4. The Failure to Create A Flyweight Division – It has been nearly two years ago that news came out of the WEC wanting to create a flyweight (125 lb.) division. Two years later and there is no progress. Perhaps that is because another division would be too much if the merger took place.
5. International Fighters Coming to WEC – The UFC has made a huge goal to expand into international markets. While the WEC certainly boasted some solid fighters from Brazil and Japan the WEC never seemed to make it a priority to expand outside North America. One signing in particular got my attention. The WEC recently signed Chinese lightweight Zhang Tie Quan. I found it interesting that he was in the WEC 155 and not the UFC 155. It is the UFC who has made huge strides in China. You would think it would be ideal to have a Chinese fighter on the UFC roster. Maybe over-thinking this one, but just another clue.
6. Average Ratings of WEC Shows – The MMA fan needs to know about the WEC. The WEC consistently puts on the most entertaining cards. However, the name “WEC” does not carry the weight of “UFC”. Really good WEC cards fail to even draw 500,000 viewers on Versus. I don’t think that Zuffa can continue to produce shows that do simply average ratings. I guarantee that a similar card as one of the WEC cards with a UFC name would draw nearly twice the audience.
I like the move in some ways. Here are the pros and cons…
PRO – WEC fighters would get better pay. Those guys deserve to be paid better. They make far less that their UFC counterparts. The move to UFC would produce more in salary and sponsorships.
CON – Over Saturation of the market. Not just over-saturation, but if you add 10 guys to the UFC lightweight roster and then create two new divisions where will the UFC find time to put the lighter guys on cards?
PRO – Unknown guys will become stars. Currently the only fighter that the casual fan may know of in the WEC is Urijah Faber.
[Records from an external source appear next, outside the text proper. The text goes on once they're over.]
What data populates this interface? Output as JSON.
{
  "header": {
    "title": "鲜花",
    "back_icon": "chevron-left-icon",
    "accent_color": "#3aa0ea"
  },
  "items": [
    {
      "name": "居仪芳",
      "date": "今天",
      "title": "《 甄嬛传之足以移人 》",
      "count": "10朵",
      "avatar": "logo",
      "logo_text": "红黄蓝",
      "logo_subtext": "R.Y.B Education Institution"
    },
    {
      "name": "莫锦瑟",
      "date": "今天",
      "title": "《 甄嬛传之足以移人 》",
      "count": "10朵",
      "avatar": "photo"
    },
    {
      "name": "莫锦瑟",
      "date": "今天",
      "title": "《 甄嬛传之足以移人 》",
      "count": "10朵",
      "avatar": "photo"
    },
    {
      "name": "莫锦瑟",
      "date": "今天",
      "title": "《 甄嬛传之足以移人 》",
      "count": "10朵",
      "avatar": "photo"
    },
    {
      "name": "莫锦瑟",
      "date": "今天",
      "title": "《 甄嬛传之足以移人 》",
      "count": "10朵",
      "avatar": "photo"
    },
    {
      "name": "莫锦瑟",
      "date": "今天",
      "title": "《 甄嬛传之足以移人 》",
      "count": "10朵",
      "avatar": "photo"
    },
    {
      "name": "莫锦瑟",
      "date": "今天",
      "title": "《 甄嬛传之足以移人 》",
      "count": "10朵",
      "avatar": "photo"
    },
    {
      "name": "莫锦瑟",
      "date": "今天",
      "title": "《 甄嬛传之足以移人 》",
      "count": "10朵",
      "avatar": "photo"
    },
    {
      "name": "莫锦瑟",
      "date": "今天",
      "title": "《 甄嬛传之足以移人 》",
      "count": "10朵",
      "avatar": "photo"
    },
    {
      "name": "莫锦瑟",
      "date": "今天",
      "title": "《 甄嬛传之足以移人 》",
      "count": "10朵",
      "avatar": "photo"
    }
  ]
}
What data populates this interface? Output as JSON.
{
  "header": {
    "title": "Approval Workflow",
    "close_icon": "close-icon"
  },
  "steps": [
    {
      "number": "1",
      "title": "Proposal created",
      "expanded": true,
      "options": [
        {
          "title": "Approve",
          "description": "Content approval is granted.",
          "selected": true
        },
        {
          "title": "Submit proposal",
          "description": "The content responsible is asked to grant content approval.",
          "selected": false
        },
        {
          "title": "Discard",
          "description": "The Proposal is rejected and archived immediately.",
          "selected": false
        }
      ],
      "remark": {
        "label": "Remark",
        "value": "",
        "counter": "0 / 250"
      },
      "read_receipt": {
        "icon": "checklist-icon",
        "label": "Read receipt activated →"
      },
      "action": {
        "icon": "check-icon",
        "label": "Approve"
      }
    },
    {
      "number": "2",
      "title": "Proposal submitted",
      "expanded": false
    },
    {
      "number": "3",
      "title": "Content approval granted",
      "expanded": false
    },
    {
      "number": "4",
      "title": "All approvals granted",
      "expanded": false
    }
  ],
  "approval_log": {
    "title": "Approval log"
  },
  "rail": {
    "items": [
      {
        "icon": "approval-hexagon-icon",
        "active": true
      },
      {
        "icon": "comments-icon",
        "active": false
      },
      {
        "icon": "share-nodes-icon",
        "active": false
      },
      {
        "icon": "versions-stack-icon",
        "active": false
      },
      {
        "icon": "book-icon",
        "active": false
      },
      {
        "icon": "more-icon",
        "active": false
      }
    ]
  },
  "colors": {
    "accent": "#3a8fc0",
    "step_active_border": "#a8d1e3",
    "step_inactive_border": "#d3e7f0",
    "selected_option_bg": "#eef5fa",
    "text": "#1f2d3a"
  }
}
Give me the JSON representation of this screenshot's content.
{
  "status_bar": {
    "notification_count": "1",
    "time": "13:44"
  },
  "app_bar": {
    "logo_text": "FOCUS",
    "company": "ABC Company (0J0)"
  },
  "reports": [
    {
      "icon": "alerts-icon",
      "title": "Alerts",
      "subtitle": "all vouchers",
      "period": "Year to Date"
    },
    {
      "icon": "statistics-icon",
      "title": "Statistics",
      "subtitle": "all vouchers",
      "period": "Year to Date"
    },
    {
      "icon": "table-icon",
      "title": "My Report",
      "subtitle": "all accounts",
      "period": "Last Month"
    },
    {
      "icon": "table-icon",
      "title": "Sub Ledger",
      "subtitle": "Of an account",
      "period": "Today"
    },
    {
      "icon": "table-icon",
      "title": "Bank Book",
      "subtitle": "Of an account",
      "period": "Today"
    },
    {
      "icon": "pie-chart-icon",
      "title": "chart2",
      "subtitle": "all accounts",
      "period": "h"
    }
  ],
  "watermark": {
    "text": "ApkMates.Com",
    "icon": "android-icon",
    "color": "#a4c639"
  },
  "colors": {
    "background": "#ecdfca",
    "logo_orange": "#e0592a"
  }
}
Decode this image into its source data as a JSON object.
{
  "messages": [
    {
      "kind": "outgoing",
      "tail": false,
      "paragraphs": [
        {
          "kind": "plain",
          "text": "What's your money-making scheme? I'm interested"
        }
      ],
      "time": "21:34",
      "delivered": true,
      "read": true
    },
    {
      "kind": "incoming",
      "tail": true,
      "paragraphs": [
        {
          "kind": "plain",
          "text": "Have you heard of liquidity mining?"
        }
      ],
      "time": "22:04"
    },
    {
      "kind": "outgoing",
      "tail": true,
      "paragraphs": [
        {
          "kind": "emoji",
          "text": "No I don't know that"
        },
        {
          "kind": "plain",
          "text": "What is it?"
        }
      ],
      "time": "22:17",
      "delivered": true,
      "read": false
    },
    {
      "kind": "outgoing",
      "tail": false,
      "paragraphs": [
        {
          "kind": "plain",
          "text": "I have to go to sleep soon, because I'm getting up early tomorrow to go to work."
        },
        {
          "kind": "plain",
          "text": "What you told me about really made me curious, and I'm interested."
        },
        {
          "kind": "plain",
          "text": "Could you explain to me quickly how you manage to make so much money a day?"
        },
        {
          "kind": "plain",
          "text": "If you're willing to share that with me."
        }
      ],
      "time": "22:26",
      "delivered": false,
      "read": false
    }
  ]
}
However, if the merger happened guys like Jose Aldo, Dominick Cruz, Ben Henderson, and Mike Brown would become stars.
In other words, the move is advantageous for the fighters on the WEC roster, but maybe it creates too much headache for the Zuffa brass.